However, relationship difficulties can cause a loss of intimacy and a decrease in desire. A slowly rising attitude of hostility may degrade intimacy to the point where a man no longer enjoys intercourse. He may be unable to speak about this to his partner, or start a rational dialogue to resolve their problems.

And even if there isn’t an emotional or psychological cause, such as resentment, anger, or any other adverse feelings on the part of the man towards his partner, there may well be a particular type of personality which is prone to delayed ejaculation. (Click on the cover image below to see a book on delayed ejaculation.)

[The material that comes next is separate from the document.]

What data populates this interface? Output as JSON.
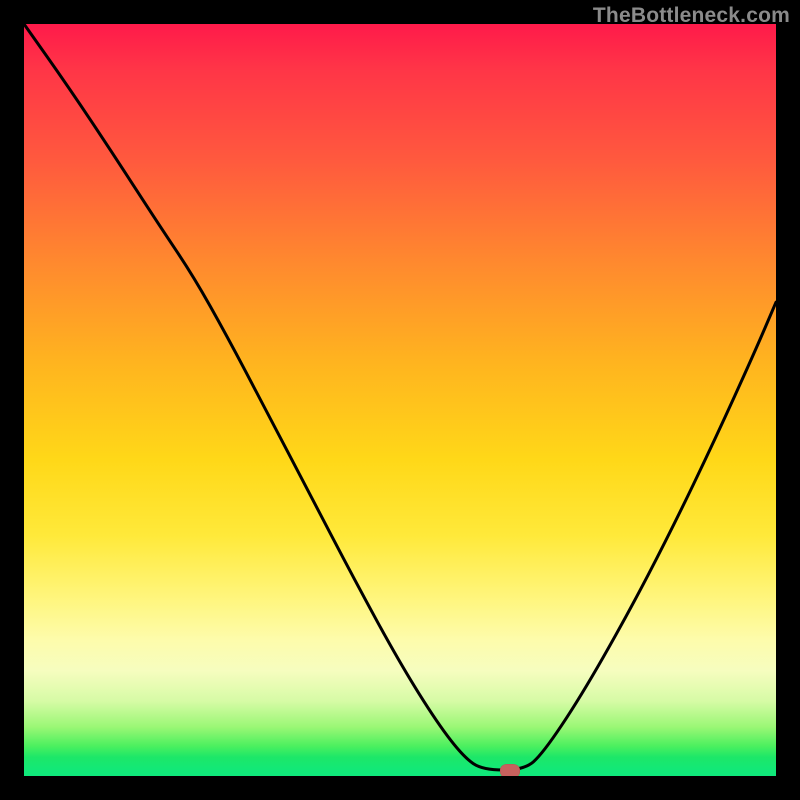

According to the most current research journals, this individual type is quite likely a person who is somehow detached during sexual activity. He may be unaware of how aroused he is during sexual activity. He may think of sex as an obligation that he needs to perform, and whish he resents. He may see himself as responsible for his female partner’s pleasure. He may be convinced that the woman’s pleasure must come first and is the the most important part of sex.

These men generally, whether intentionally or not, see themselves as the “workhorse of sex”, thrusting rhythmically and energetically to steer intercourse to a successful climax (for the woman).

An important observation here is that many of the female partners of men in this situation tend to be disinterested about sex. They may have a a tacit understanding that their man is somehow responsible for their sexual pleasure. (Of course, in reality, everyone is responsible for their own pleasure.)

In instances like this, it’s helpful to re-educate the sexual partners and coach them in such a way that their ideas and attitudes about sex and sexual pleasure can be steered closer to reality.

Also, some men with this type of personality profile generally lack an awareness of their personal level of sexual pleasure. Often there seems to be a certain disconnect, or even a void, in their sexual maturity. They may have come to associate their internal sexual arousal with simply having sex with a partner.

What can be gleaned from all this? It seems these men are in a frustrating state of sexual confusion. They are attempting to engage in sex without all the emotional and physiological sensory awareness necessary for sex to be a pleasurable and mutually satisfying experience.

Delayed ejaculation video

Establishing The Facts (from www.working-relationship.com)

The first step in treatment if you see a sex therapist is likely to involve some kind of assessment of when you can actually achieve orgasm in sex. And here a number of typical questions that you might like to think about… questions that are relevant for the therapist and client alike!

  • Does the man experience performance pressure right from the start of intercourse or does it begin later on?
  • To what degree does the man feel himself to be “spectatoring”, that is to say detached from the sexual process in which he is engaged with his partner, and to what degree does he feel himself fully involved from moment to moment?
  • Does the man have sexual fantasies, and does he accept them without guilt or shame?
  • Does the man focus on satisfying his sexual partner, or is he also aware of his own needs and does he set out to have them fulfilled?
  • Does the man believed that his partner is interested in sex with him, or that she is just tolerating it?
  • Does the man feel any anxiety or apprehension around the prospect of orgasm and ejaculation (especially intravaginally), or alternatively with the loss of control that he may feel if he ejaculates?
  • And finally – how does the man with DE masturbate? Does he use internal erotic imagery or sexual fantasies and accept these easily or try to repress them?

Now, these questions are designed to address the issues that a man seeking a cure for delayed ejaculation may face during sex. There are, of course, deeper issues which can be examined – such as feelings of anger or hostility towards the man’s partner – but such psychodynamic  issues generally emerge as therapy continues.